Posts Tagged "journalism"

brooklynmutt:

“I present the world’s greatest piece of print journalism ever.” 

(h/t @bomani_jones)

(via jeannine_lejeune Instagram)

(via brooklynmutt)

Inside Baseball: The Boston Red Sox and Sports Journalism - The Atlantic →

Political reporters use anonymous sources all the time for their stories, so why can’t sports reporters do the same?

@craigtimes: Computer writes sports brief. Reporter writes about computer replacing reporters. 
Computer-Generated Articles Are Gaining Traction
“WISCONSIN appears to be in the driver’s seat en route to a win, as it leads 51-10 after the third quarter. Wisconsin added to its lead when Russell Wilson found Jacob Pedersen for an eight-yard touchdown to make the score 44-3 … . ”

Those words began a news briefwritten within 60 seconds of the end of the third quarter of the Wisconsin-U.N.L.V. football game earlier this month. They may not seem like much — but they were written by a computer.
The clever code is the handiwork of Narrative Science, a start-up in Evanston, Ill., that offers proof of the progress of artificial intelligence — the ability of computers to mimic human reasoning.
More —> NYTimes

@craigtimesComputer writes sports brief. Reporter writes about computer replacing reporters. 

Computer-Generated Articles Are Gaining Traction

“WISCONSIN appears to be in the driver’s seat en route to a win, as it leads 51-10 after the third quarter. Wisconsin added to its lead when Russell Wilson found Jacob Pedersen for an eight-yard touchdown to make the score 44-3 … . ”

Those words began a news briefwritten within 60 seconds of the end of the third quarter of the Wisconsin-U.N.L.V. football game earlier this month. They may not seem like much — but they were written by a computer.

The clever code is the handiwork of Narrative Science, a start-up in Evanston, Ill., that offers proof of the progress of artificial intelligence — the ability of computers to mimic human reasoning.

More —> NYTimes

mncookies:

So yesterday, ESPN took their journalistic integrity and further beat it into the ground by literally celebrating on-air after it was announced that Eric Mangini was fired as head coach of the Cleveland Browns. The best part is that anchor Hannah Storm immediately backtracks and tries to take the somber, serious route to gloss over the fact that they just threw a fiesta over a guy losing his job.

Now I don’t particularly mind that they celebrated the news. I’ve suffered from a slow news day myself, so I get where they’re coming from. And it’s not like I expect a lot from Hannah Storm or Josh Elliot, they’re both kind of douches as far as I’m concerned. Adam Schefter, on the other hand, I’m a little disappointed in. Dude’s normally a consummate pro, clearly hanging out with ESPN’s crew of flunkies is having a negative affect on him.

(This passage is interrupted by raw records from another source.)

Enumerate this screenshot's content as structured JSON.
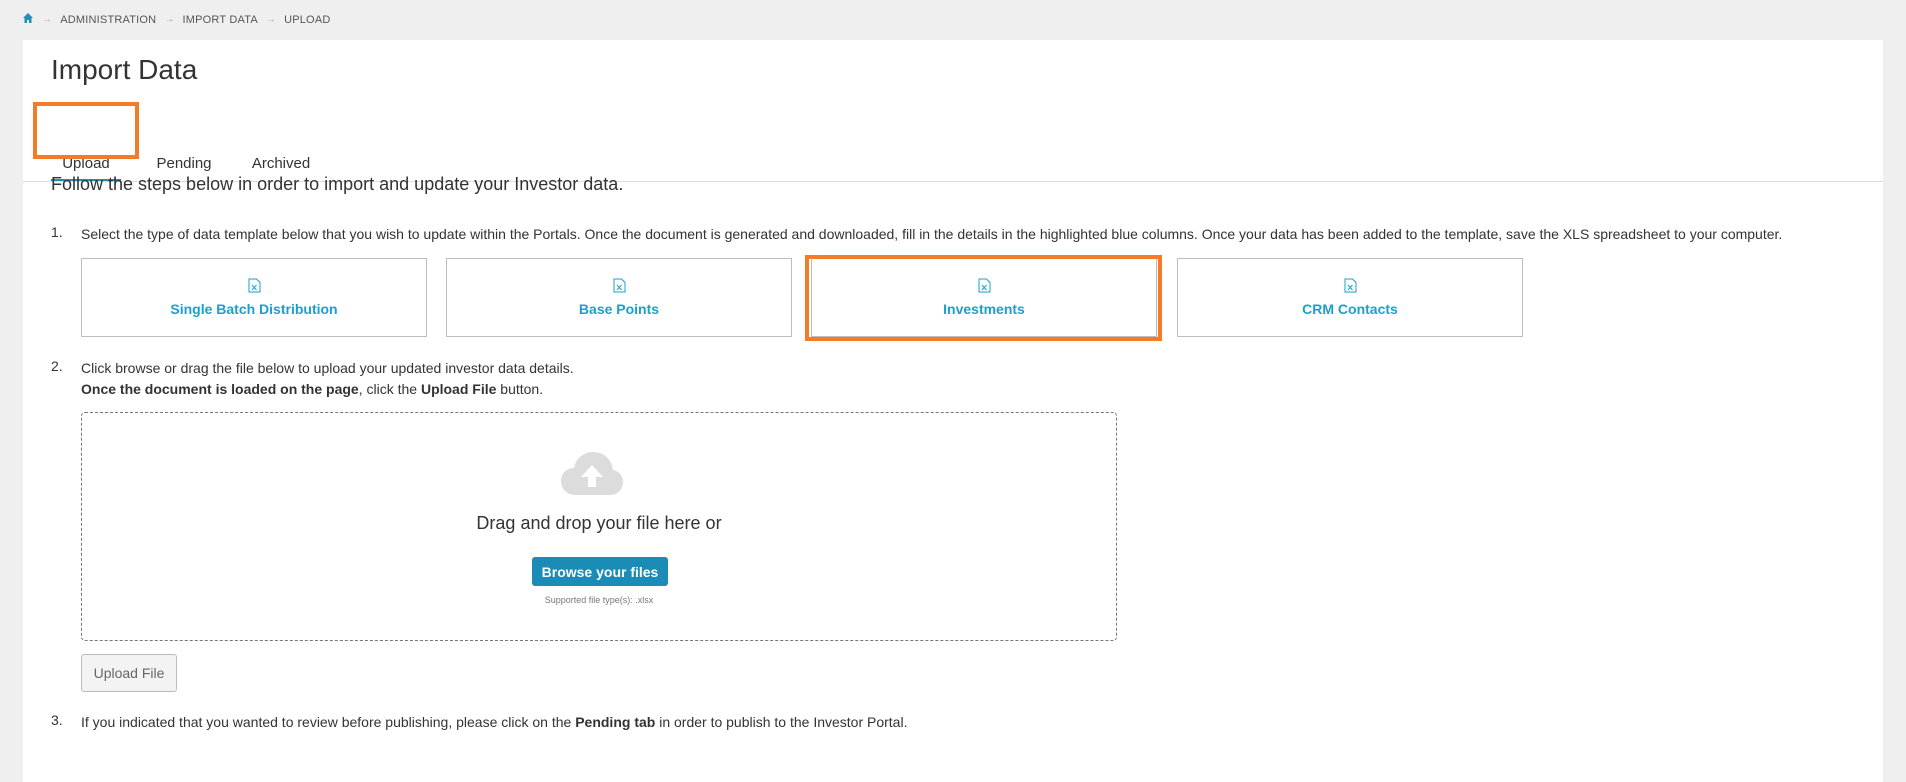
{
  "breadcrumb": {
    "icon": "home-icon",
    "items": [
      "ADMINISTRATION",
      "IMPORT DATA",
      "UPLOAD"
    ]
  },
  "page": {
    "title": "Import Data"
  },
  "tabs": [
    {
      "label": "Upload",
      "active": true
    },
    {
      "label": "Pending",
      "active": false
    },
    {
      "label": "Archived",
      "active": false
    }
  ],
  "intro": "Follow the steps below in order to import and update your Investor data.",
  "steps": {
    "s1": {
      "num": "1.",
      "text": "Select the type of data template below that you wish to update within the Portals. Once the document is generated and downloaded, fill in the details in the highlighted blue columns. Once your data has been added to the template, save the XLS spreadsheet to your computer."
    },
    "s2": {
      "num": "2.",
      "line1": "Click browse or drag the file below to upload your updated investor data details.",
      "line2_bold": "Once the document is loaded on the page",
      "line2_mid": ", click the ",
      "line2_bold2": "Upload File",
      "line2_end": " button."
    },
    "s3": {
      "num": "3.",
      "pre": "If you indicated that you wanted to review before publishing, please click on the ",
      "bold": "Pending tab",
      "post": " in order to publish to the Investor Portal."
    }
  },
  "templates": [
    {
      "label": "Single Batch Distribution",
      "icon": "excel-file-icon"
    },
    {
      "label": "Base Points",
      "icon": "excel-file-icon"
    },
    {
      "label": "Investments",
      "icon": "excel-file-icon"
    },
    {
      "label": "CRM Contacts",
      "icon": "excel-file-icon"
    }
  ],
  "dropzone": {
    "icon": "cloud-upload-icon",
    "text": "Drag and drop your file here or",
    "browse_label": "Browse your files",
    "supported": "Supported file type(s): .xlsx"
  },
  "upload_label": "Upload File",
  "colors": {
    "accent": "#1a8cb5",
    "link": "#1aa0cf",
    "highlight": "#f47c28"
  }
}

But largely, I don’t mind a lack of professionalism if it’s your game. But ESPN consistently wants to shove it down our throats that they’re some bastion of sports journalism, even as Ed Werder stays glued to Jerry Jones’ boots, Jim Gray has tea with LeBron James, Chris Connelly hosts schlocky Special Kidz segments, and Chris Berman and Stuart Scott generally make a mockery of themselves while pumping “ESPN The Weekend” promotions and ads for the ESPYs.

I personally don’t have a ton of sympathy for Mangini either, the guy’s a millionaire and his family won’t go without food or anything as a result of his firing. At the same time, I have far less at stake than ESPN or especially “NFL Insider” Adam Schefter, and I’d like to think that if I were in the same position, I’d refrain from uncorking the champagne on live television. 

(via sbnation)